Sean McCullough bought a home using federally related mortgage services provided by Howard Hanna Co. McCullough alleged that he was told by Hanna that "we use" a particular settlement services and title insurance provider, and that this provider’s name and information was preprinted onto the purchase agreement form Hanna provided to McCullough to sign.
All told, McCullough paid the provider $1,000 for various settlement services and an owner’s title insurance policy.
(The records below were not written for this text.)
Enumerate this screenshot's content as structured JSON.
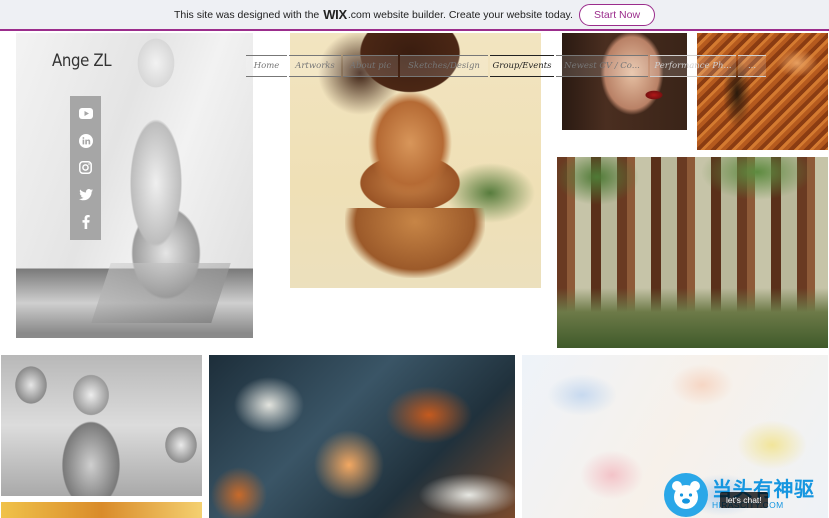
{
  "banner": {
    "text_before": "This site was designed with the",
    "wix_logo": "WIX",
    "wix_dot_com": ".com",
    "text_after": "website builder. Create your website today.",
    "cta_label": "Start Now",
    "accent_color": "#9b2d8c"
  },
  "site": {
    "title": "Ange ZL"
  },
  "social": [
    {
      "icon": "youtube-icon"
    },
    {
      "icon": "linkedin-icon"
    },
    {
      "icon": "instagram-icon"
    },
    {
      "icon": "twitter-icon"
    },
    {
      "icon": "facebook-icon"
    }
  ],
  "nav": {
    "items": [
      {
        "label": "Home"
      },
      {
        "label": "Artworks"
      },
      {
        "label": "About pic"
      },
      {
        "label": "Sketches/Design"
      },
      {
        "label": "Group/Events"
      },
      {
        "label": "Newest CV / Co..."
      },
      {
        "label": "Performance Ph..."
      },
      {
        "label": "..."
      }
    ]
  },
  "watermark": {
    "cn_text": "当头有神驱",
    "en_text": "HIRASCITY.COM",
    "chat_label": "let's chat!"
  }
}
Hanna had a business relationship with this provider.
McCullough filed a complaint, claiming that Hanna required him and similarly situated buyer/borrowers to use this provider, and that Hanna benefited financially from requiring its clients to use this provider, in violation of the Real Estate Settlement Procedures Act (RESPA), 12 U.S.C. §§2601 et seq.
Specifically, McCullough claimed that Hanna violated RESPA by: "(1) requiring the use of Barristers; (2) providing kickbacks or anything of value to Hanna for requiring the use of Barristers’ settlement services; and (3) failing to qualify as an affiliated business arrangement pursuant to Section 8 of RESPA and 24 CFR 3500.15."
Hanna moved to dismiss the lawsuit, and the U.S. District Court for the Northern District of Ohio granted Hanna’s motion, dismissing McCullough’s claim.
RESPA prohibits vendors and service providers from requiring borrowers to use particular vendors, and from paying/receiving kickbacks in consideration for referring business or settlement services connected to a federally related loan to any one business or person. 12 U.S.C. §2607(a).
However, referrals arising from affiliated business relationships that are properly disclosed to the borrower in writing at the time of the referral are one exemption from RESPA liability.
McCullough’s key claims were that Hanna violated RESPA in that Hanna compensated its employees for making referrals to the particular settlement service provider at issue, that Hanna required McCullough to use the provider, and that Hanna failed to comply with the disclosure requirements of a proper affiliated business arrangement (AfBA).
On a motion to dismiss, the court is required to assume the facts are as stated by the plaintiff — McCullough, in this case. As a result, the court rejected Hanna’s first two arguments on this motion to dismiss.
Hanna argued that the seller, not the borrower, actually paid the settlement costs at issue. Hanna also argued that "Hanna informed plaintiff both of its affiliation with Barristers and that plaintiff had the option to use a different settlement services provider." Because these facts were disputed by the plaintiff, the court was not able to dismiss the suit on these grounds.
However, on Hanna’s third argument, the facts were not in dispute. McCullough and Hanna agreed that Hanna had paid its own employees bonus compensation for making the referral of business to Hanna’s affiliated service provider. As the court explained, an employer’s payments to their own employees are expressly permitted under RESPA, 24 C.F.R. §3500.14(g)(1)(vii) and, thus, do not violate the RESPA kickback prohibitions.
Additionally, because there was no kickback, the court found that McCullough had no cause of action arising from the RESPA AfBA provisions, even if Hanna had failed to properly disclose the AfBA.
Accordingly, Hanna’s motion to dismiss was upheld, and McCullough’s case was dismissed.